[DATA FOR ANALYSIS]
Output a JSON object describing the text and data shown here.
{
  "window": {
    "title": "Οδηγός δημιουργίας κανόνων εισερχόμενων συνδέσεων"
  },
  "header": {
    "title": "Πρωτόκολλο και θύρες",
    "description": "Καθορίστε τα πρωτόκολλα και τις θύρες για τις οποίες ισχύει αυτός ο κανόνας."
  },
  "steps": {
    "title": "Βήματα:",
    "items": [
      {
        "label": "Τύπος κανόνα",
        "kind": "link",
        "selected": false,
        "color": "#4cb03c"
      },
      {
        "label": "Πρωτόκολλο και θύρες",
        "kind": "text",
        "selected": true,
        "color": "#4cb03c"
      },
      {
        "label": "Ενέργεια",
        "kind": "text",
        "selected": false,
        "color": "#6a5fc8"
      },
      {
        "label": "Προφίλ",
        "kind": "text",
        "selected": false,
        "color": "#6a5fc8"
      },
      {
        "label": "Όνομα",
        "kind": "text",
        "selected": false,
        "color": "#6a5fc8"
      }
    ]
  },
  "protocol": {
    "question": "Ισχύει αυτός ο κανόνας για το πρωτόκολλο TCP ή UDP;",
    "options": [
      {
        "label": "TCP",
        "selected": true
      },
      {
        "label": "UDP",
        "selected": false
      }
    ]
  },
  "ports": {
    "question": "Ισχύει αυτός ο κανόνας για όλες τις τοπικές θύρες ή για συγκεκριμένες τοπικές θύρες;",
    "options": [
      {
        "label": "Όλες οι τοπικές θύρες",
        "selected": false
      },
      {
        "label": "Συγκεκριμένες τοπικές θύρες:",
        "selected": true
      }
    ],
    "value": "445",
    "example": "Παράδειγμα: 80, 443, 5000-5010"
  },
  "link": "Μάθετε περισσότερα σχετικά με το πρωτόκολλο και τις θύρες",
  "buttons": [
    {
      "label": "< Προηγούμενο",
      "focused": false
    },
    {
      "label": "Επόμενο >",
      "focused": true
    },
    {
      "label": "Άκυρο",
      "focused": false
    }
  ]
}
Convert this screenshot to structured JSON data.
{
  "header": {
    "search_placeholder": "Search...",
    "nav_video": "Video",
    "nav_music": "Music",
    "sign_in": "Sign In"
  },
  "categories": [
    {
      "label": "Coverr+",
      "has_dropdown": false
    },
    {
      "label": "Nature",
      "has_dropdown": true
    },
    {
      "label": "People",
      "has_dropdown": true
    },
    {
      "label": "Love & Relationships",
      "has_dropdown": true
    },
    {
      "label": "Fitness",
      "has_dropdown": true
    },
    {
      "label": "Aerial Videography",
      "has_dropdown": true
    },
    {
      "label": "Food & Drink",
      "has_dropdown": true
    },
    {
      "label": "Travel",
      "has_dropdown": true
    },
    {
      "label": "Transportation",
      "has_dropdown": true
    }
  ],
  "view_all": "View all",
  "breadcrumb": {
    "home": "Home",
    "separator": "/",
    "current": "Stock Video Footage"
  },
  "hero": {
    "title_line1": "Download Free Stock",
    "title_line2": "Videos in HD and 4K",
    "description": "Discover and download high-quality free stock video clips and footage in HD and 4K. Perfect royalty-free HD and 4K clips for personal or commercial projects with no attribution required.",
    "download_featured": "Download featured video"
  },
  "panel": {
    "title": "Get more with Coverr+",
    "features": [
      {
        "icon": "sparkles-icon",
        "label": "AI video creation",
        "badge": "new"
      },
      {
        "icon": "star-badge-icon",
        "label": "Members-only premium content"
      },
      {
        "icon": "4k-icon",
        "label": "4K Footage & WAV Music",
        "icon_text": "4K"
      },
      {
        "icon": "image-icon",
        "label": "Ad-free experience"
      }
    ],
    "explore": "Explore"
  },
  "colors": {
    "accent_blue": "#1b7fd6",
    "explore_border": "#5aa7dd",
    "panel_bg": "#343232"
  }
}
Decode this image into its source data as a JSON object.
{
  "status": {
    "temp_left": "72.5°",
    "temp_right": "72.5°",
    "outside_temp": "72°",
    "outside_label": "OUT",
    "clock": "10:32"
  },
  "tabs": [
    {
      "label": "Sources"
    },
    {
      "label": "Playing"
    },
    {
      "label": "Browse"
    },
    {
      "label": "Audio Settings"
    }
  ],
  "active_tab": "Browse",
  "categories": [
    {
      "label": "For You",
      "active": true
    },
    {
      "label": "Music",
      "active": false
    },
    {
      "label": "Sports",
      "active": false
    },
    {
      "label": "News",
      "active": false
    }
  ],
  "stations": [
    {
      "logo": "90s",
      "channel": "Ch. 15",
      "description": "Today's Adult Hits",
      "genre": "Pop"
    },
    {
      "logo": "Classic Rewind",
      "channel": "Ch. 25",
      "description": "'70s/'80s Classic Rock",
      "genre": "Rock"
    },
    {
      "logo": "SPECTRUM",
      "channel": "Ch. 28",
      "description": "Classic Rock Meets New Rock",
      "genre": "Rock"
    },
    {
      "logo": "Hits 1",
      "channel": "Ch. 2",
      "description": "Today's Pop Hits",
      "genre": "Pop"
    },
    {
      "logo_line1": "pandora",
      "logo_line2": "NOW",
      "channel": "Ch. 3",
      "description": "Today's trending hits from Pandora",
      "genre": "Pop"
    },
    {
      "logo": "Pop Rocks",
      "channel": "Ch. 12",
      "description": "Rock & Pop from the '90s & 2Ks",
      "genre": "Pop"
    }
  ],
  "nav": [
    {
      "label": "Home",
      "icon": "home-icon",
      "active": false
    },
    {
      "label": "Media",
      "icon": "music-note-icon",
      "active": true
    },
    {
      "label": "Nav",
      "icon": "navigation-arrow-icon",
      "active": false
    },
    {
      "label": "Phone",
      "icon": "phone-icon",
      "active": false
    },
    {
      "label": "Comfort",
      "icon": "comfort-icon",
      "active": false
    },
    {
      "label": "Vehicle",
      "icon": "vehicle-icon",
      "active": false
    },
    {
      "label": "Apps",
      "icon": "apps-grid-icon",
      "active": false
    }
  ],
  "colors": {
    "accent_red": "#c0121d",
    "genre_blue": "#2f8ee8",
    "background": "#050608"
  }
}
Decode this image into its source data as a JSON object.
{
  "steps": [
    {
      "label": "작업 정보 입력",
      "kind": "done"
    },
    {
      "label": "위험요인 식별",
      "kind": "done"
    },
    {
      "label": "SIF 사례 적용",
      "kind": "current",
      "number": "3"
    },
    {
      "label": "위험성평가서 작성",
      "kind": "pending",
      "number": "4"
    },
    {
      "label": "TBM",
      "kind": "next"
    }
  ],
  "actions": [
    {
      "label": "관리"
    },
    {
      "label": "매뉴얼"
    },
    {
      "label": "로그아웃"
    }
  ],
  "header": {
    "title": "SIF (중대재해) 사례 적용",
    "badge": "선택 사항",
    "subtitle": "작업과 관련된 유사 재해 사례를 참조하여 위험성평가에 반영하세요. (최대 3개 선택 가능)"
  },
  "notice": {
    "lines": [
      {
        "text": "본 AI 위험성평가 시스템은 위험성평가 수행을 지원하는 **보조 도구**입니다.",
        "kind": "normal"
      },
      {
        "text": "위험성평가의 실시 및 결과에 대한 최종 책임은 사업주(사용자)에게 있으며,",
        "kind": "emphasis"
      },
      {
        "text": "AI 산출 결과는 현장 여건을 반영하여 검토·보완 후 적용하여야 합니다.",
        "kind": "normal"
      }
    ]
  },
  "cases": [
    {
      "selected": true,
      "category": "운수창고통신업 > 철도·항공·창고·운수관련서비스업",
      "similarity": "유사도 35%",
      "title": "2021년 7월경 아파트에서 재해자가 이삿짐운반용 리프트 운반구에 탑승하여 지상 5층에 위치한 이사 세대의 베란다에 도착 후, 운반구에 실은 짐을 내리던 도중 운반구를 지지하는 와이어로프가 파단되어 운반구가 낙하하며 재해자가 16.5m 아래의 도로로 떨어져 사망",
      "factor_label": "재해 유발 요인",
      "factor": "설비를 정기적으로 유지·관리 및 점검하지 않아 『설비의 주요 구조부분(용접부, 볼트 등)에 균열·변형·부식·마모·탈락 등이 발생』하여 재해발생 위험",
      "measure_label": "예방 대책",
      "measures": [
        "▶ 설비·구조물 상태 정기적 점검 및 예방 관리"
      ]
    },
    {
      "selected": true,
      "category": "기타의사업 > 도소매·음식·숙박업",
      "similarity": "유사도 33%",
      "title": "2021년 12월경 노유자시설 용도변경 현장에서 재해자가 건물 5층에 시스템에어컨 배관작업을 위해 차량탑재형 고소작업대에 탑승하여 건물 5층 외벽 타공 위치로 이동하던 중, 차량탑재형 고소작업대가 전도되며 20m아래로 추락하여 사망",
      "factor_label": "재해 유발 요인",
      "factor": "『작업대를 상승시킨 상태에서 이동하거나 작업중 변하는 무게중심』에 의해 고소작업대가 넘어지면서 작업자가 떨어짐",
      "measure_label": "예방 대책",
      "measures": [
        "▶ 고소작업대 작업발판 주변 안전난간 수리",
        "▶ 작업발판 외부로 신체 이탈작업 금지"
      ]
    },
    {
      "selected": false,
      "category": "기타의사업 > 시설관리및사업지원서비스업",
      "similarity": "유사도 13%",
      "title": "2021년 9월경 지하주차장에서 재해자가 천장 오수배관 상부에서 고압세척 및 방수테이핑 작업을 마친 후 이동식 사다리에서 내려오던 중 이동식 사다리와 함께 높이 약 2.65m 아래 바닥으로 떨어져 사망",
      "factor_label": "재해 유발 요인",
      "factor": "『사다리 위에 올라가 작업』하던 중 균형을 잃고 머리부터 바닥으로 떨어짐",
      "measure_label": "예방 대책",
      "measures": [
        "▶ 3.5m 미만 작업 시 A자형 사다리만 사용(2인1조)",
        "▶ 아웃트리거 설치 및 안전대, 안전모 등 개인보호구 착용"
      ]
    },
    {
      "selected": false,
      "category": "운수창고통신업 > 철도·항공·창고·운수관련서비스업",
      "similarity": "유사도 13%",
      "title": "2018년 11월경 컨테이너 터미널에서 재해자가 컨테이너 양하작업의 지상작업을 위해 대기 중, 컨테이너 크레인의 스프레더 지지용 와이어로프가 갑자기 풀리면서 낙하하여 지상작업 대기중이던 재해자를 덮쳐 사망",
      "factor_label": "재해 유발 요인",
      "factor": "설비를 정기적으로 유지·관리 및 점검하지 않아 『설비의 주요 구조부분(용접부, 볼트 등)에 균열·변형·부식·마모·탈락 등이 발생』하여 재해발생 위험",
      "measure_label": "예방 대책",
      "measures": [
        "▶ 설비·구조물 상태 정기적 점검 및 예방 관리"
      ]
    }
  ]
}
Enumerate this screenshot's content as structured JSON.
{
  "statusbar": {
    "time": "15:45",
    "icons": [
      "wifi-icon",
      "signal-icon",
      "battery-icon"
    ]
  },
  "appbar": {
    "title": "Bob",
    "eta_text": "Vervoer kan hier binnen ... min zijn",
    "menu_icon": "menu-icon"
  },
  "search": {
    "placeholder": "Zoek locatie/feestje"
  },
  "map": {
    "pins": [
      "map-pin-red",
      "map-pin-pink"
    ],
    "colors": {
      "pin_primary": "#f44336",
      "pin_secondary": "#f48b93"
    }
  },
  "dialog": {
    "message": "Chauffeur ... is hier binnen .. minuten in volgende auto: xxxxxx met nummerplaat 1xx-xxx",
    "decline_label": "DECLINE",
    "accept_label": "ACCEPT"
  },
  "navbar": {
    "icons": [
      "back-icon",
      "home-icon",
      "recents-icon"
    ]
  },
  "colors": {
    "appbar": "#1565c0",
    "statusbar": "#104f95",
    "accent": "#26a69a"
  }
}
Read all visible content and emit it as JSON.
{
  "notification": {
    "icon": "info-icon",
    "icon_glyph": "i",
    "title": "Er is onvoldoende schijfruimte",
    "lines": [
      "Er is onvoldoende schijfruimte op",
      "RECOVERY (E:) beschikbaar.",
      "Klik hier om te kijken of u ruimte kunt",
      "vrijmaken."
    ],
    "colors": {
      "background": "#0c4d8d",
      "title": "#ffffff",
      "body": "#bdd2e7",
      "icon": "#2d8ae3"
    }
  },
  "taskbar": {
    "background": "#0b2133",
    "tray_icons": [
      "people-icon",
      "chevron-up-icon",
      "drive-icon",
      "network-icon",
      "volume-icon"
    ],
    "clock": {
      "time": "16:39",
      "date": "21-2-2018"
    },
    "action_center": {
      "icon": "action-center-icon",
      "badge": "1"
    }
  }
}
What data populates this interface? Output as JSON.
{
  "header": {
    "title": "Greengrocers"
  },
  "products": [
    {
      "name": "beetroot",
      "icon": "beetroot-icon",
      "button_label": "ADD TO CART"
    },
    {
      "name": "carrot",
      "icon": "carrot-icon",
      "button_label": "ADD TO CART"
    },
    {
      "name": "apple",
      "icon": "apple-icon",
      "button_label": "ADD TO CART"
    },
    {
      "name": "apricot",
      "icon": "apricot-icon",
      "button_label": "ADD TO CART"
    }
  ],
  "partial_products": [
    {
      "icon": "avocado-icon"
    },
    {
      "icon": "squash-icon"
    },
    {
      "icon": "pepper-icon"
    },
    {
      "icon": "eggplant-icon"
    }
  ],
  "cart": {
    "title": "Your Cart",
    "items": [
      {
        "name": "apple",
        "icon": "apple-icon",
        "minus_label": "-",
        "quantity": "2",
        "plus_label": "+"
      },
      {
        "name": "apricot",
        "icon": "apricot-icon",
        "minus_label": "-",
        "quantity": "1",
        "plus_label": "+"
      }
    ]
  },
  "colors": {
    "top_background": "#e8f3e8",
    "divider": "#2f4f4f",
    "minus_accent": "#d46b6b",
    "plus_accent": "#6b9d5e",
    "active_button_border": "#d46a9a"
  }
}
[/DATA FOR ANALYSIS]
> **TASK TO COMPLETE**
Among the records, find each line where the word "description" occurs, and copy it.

> **WRITTEN REPLY**
    "description": "Καθορίστε τα πρωτόκολλα και τις θύρες για τις οποίες ισχύει αυτός ο κανόνας."
    "description": "Discover and download high-quality free stock video clips and footage in HD and 4K. Perfect royalty-free HD and 4K clips for personal or commercial projects with no attribution required.",
      "description": "Today's Adult Hits",
      "description": "'70s/'80s Classic Rock",
      "description": "Classic Rock Meets New Rock",
      "description": "Today's Pop Hits",
      "description": "Today's trending hits from Pandora",
      "description": "Rock & Pop from the '90s & 2Ks",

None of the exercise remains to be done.